|US20080200278 *||Feb 19, 2007||Aug 21, 2008||Oyer Jeremiah L||Golf Club Head Construction and Method for Improved Target Alignment|
|EP0712644A1 *||Apr 4, 1995||May 22, 1996||Sueki Nomura||Putter adapted for hitting in squatting position|
|WO1992017247A1 *||Apr 2, 1992||Oct 15, 1992||Schoen Kjell||Putter|
|Cooperative Classification||A63B53/0487, A63B2053/0433|
|Jun 23, 1988||FPAY||Fee payment|
Year of fee payment: 4
|Nov 12, 1992||FPAY||Fee payment|
Year of fee payment: 8
|Jan 21, 1997||REMI||Maintenance fee reminder mailed|
|Jun 15, 1997||REIN||Reinstatement after maintenance fee payment confirmed|
|Aug 18, 1997||SULP||Surcharge for late payment|
|Aug 18, 1997||FPAY||Fee payment|
Year of fee payment: 12
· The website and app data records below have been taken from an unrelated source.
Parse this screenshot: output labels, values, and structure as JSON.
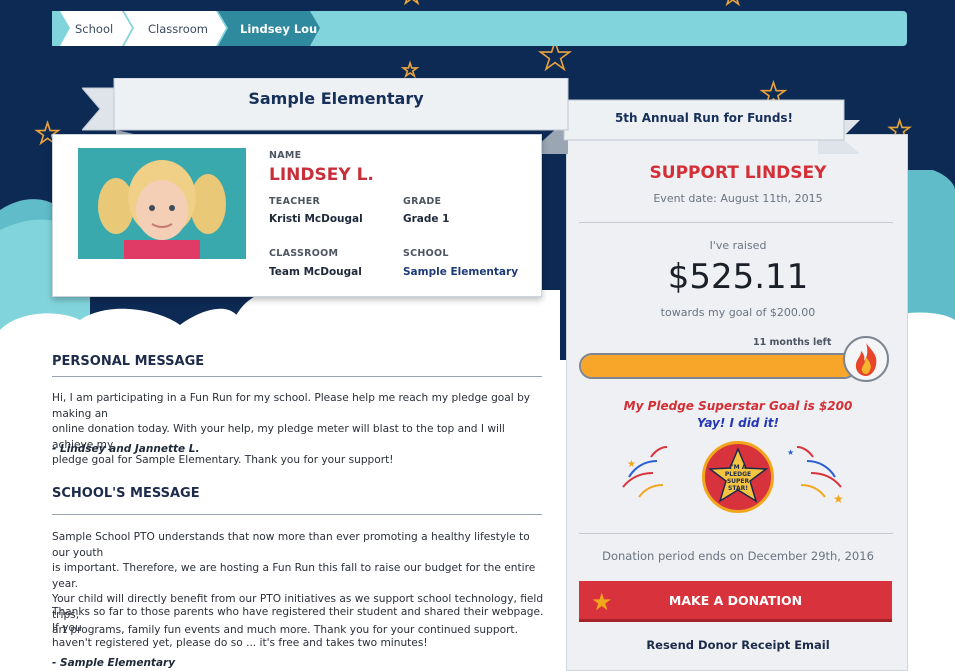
{
  "breadcrumb": {
    "items": [
      {
        "label": "School"
      },
      {
        "label": "Classroom"
      },
      {
        "label": "Lindsey Lou"
      }
    ]
  },
  "banner": {
    "school_name": "Sample Elementary",
    "event_name": "5th Annual Run for Funds!"
  },
  "profile": {
    "name_label": "NAME",
    "name": "LINDSEY L.",
    "teacher_label": "TEACHER",
    "teacher": "Kristi McDougal",
    "grade_label": "GRADE",
    "grade": "Grade 1",
    "classroom_label": "CLASSROOM",
    "classroom": "Team McDougal",
    "school_label": "SCHOOL",
    "school": "Sample Elementary"
  },
  "personal_message": {
    "title": "PERSONAL MESSAGE",
    "lines": [
      "Hi, I am participating in a Fun Run for my school. Please help me reach my pledge goal by making an",
      "online donation today. With your help, my pledge meter will blast to the top and I will achieve my",
      "pledge goal for Sample Elementary. Thank you for your support!"
    ],
    "signature": "- Lindsey and Jannette L."
  },
  "school_message": {
    "title": "SCHOOL'S MESSAGE",
    "para1_lines": [
      "Sample School PTO understands that now more than ever promoting a healthy lifestyle to our youth",
      "is important. Therefore, we are hosting a Fun Run this fall to raise our budget for the entire year.",
      "Your child will directly benefit from our PTO initiatives as we support school technology, field trips,",
      "art programs, family fun events and much more. Thank you for your continued support."
    ],
    "para2_lines": [
      "Thanks so far to those parents who have registered their student and shared their webpage. If you",
      "haven't registered yet, please do so ... it's free and takes two minutes!"
    ],
    "signature": "- Sample Elementary"
  },
  "support": {
    "title": "SUPPORT LINDSEY",
    "event_date": "Event date: August 11th, 2015",
    "raised_label": "I've raised",
    "raised_amount": "$525.11",
    "goal_text": "towards my goal of $200.00",
    "time_left": "11 months left",
    "progress_fraction": 1.0,
    "superstar_goal": "My Pledge Superstar Goal is $200",
    "achieved_text": "Yay! I did it!",
    "badge_lines": [
      "I'M A",
      "PLEDGE",
      "SUPER",
      "STAR!"
    ],
    "donation_period": "Donation period ends on December 29th, 2016",
    "donate_button": "MAKE A DONATION",
    "resend_link": "Resend Donor Receipt Email"
  },
  "colors": {
    "night_sky": "#0d2a55",
    "cloud": "#82d4dc",
    "accent_red": "#d8333c",
    "progress": "#f7a62a",
    "star_outline": "#e8a23a"
  },
  "icons": [
    "star-icon",
    "flame-icon",
    "fireworks-icon",
    "superstar-badge-icon"
  ]
}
|Aug 26, 1997||FP||Expired due to failure to pay maintenance fee|
Effective date: 19970518